EXERCISE DESCRIPTION:
Return all lines of the data in which the string "this" occurs.

DATA EXTRACT:
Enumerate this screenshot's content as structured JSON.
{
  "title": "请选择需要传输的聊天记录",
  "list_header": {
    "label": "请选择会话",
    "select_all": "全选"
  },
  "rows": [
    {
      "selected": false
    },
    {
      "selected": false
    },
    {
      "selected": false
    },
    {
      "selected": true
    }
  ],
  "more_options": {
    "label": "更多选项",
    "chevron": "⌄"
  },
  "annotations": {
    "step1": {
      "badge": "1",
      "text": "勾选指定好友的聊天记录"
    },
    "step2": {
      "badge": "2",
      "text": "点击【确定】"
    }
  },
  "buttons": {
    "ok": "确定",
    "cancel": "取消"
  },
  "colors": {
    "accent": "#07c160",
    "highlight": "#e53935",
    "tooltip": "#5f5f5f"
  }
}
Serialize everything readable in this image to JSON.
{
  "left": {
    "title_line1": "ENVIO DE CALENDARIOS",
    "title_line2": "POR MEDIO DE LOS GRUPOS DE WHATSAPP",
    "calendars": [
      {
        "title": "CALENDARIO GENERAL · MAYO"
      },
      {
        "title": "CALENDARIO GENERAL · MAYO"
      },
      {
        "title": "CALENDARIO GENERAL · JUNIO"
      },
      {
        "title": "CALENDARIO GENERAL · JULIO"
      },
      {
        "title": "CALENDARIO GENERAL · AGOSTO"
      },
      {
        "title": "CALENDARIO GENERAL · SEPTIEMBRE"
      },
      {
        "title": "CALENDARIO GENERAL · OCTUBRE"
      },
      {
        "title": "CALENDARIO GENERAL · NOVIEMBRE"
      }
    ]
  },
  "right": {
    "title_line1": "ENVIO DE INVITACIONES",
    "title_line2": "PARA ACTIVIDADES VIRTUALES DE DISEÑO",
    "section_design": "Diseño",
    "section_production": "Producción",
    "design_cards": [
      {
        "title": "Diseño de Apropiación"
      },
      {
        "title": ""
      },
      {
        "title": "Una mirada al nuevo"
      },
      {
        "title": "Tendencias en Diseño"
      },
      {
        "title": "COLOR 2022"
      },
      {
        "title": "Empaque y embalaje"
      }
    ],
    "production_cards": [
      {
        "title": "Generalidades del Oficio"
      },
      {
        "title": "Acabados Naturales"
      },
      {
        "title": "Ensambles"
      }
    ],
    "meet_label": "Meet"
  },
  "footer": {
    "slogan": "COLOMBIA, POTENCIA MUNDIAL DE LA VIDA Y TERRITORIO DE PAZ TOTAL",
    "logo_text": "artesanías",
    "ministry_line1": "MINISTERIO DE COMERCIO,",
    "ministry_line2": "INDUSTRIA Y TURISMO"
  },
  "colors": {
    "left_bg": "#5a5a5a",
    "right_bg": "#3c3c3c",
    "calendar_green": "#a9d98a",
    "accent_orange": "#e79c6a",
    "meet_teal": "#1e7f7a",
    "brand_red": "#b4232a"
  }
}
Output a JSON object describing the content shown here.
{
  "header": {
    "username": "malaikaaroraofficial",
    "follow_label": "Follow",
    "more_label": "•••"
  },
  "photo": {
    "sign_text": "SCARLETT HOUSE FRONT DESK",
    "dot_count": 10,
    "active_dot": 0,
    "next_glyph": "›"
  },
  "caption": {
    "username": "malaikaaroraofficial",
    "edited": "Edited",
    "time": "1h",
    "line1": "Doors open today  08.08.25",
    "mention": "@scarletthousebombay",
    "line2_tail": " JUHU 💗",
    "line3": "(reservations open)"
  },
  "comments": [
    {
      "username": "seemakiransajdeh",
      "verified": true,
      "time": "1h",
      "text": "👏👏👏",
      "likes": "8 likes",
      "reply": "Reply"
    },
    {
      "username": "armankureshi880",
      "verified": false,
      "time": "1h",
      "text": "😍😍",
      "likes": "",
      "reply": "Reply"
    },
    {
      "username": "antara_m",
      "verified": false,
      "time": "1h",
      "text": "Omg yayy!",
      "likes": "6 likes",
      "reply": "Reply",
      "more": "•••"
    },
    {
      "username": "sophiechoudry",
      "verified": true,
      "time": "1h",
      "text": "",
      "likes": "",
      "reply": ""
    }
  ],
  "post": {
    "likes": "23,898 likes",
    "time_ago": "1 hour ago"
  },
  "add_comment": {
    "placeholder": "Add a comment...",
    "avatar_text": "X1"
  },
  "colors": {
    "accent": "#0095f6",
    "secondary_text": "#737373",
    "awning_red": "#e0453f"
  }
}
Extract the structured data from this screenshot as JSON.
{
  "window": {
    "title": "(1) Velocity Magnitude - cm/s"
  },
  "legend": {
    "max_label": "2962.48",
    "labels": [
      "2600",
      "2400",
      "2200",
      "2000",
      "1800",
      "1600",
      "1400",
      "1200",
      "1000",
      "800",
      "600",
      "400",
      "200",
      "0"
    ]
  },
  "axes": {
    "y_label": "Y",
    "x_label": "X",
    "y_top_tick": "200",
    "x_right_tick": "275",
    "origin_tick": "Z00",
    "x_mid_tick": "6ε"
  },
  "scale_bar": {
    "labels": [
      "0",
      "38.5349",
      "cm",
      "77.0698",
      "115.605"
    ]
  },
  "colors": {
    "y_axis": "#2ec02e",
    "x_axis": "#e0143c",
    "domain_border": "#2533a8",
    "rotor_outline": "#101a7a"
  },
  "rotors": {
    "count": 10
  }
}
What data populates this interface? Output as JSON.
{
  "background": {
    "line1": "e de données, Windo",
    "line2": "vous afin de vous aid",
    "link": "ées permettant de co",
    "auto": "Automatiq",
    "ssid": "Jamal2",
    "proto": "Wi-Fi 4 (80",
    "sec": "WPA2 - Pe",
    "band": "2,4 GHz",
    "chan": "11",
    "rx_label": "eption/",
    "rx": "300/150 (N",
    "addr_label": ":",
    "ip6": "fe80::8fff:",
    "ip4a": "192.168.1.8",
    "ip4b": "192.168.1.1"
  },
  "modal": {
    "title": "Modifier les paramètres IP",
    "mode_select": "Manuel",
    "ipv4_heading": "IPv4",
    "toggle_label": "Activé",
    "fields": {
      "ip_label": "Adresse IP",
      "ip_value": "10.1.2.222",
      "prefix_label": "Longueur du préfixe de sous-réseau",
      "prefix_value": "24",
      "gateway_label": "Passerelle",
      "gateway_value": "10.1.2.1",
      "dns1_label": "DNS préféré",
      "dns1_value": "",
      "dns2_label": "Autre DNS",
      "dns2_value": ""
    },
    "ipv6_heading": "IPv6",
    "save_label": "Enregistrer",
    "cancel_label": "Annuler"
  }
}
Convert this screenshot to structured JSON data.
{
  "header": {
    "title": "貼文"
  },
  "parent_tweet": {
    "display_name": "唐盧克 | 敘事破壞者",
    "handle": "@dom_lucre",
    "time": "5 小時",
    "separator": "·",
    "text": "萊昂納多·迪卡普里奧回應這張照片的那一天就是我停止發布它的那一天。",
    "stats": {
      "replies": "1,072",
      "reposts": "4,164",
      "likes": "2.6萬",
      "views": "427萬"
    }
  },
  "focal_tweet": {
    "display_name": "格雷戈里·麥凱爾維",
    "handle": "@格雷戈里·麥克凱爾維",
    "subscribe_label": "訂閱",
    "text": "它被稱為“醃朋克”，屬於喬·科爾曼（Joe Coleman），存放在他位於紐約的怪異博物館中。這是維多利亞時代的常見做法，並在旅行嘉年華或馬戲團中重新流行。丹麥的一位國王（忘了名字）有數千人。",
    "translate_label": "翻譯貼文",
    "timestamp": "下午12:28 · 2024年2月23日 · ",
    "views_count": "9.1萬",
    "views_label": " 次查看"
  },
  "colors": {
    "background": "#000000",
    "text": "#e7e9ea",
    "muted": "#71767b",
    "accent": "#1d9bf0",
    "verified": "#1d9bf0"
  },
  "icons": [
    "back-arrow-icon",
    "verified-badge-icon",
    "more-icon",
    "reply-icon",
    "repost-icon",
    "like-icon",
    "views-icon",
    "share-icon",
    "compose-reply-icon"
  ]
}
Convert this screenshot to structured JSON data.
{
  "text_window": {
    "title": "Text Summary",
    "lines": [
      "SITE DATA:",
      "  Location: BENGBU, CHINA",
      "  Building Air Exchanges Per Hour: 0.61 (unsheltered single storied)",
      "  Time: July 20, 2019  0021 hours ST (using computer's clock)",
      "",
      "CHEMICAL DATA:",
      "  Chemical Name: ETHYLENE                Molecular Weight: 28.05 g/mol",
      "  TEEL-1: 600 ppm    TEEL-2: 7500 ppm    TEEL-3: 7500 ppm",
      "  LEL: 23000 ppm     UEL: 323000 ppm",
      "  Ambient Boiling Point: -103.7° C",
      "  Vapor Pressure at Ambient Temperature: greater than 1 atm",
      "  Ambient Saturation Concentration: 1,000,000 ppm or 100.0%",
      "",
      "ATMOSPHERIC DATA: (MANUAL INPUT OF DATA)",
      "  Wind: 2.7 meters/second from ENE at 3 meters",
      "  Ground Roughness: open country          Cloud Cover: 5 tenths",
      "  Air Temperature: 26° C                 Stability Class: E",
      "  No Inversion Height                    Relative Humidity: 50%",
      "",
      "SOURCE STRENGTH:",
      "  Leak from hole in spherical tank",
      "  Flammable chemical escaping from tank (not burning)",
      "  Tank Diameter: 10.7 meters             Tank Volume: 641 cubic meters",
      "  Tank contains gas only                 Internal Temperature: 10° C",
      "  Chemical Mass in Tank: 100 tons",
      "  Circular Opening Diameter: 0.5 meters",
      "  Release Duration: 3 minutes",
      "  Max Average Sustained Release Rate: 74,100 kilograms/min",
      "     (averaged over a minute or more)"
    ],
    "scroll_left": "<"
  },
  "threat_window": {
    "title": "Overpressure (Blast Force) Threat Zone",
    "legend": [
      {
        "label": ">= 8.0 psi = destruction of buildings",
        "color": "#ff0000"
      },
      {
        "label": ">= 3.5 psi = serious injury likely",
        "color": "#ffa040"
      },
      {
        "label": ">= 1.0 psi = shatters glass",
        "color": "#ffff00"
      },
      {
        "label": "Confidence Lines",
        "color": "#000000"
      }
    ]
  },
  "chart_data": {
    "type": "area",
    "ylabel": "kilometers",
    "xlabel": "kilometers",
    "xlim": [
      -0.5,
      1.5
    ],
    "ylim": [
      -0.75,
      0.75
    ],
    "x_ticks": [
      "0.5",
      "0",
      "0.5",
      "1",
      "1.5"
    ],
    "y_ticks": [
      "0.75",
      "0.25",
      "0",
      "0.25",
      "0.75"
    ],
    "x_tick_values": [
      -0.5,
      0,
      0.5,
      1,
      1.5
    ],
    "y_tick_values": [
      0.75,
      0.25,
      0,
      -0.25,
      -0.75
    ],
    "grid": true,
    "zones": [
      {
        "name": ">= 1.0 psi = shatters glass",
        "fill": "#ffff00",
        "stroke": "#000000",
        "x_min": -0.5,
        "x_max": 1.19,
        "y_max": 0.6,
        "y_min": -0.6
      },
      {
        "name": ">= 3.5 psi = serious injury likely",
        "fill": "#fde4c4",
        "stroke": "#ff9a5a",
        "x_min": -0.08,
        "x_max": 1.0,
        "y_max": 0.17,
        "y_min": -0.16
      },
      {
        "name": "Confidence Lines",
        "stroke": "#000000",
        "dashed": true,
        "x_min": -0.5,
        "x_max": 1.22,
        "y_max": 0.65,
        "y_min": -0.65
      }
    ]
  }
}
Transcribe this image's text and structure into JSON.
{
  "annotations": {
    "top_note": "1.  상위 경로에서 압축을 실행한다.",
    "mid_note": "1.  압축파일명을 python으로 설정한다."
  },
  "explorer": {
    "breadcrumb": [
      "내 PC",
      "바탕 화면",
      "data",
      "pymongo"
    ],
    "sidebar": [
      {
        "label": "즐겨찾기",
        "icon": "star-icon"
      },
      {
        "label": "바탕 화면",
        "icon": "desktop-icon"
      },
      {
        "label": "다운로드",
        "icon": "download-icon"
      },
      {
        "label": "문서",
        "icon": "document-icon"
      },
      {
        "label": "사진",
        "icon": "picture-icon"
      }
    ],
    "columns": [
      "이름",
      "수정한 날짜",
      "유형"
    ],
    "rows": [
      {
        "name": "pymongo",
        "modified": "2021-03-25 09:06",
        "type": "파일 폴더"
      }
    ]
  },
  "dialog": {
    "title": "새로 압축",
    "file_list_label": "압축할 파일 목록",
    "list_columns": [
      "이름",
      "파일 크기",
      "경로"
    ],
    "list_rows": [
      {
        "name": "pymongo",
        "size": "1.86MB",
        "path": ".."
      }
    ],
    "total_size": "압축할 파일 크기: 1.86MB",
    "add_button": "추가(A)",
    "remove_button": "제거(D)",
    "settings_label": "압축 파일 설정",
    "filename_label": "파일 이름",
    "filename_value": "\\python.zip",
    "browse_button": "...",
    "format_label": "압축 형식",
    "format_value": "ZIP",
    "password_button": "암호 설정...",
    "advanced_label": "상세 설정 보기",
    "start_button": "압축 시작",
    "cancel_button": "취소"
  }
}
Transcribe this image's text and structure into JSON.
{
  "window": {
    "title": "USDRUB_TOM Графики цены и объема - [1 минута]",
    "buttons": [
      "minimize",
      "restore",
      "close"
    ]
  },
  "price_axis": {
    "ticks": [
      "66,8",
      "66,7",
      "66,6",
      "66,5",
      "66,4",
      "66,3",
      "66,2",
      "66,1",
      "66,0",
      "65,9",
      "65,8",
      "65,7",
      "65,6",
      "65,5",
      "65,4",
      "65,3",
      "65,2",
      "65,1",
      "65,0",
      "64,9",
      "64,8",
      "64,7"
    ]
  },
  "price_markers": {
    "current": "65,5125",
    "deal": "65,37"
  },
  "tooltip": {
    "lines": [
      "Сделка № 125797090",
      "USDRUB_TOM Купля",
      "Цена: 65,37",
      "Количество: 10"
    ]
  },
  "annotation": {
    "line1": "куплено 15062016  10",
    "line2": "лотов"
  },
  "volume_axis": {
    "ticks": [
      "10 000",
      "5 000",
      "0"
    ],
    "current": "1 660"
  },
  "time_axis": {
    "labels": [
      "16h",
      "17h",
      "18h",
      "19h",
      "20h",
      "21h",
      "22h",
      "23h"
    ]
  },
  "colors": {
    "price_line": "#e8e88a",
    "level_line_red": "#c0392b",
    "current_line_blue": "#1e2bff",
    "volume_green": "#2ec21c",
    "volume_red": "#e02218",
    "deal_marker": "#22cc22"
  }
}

EXERCISE ANSWER:
Enumerate this screenshot's content as structured JSON.
Serialize everything readable in this image to JSON.
Extract the structured data from this screenshot as JSON.
What data populates this interface? Output as JSON.
Convert this screenshot to structured JSON data.
Convert this screenshot to structured JSON data.
Transcribe this image's text and structure into JSON.
Transcribe this image's text and structure into JSON.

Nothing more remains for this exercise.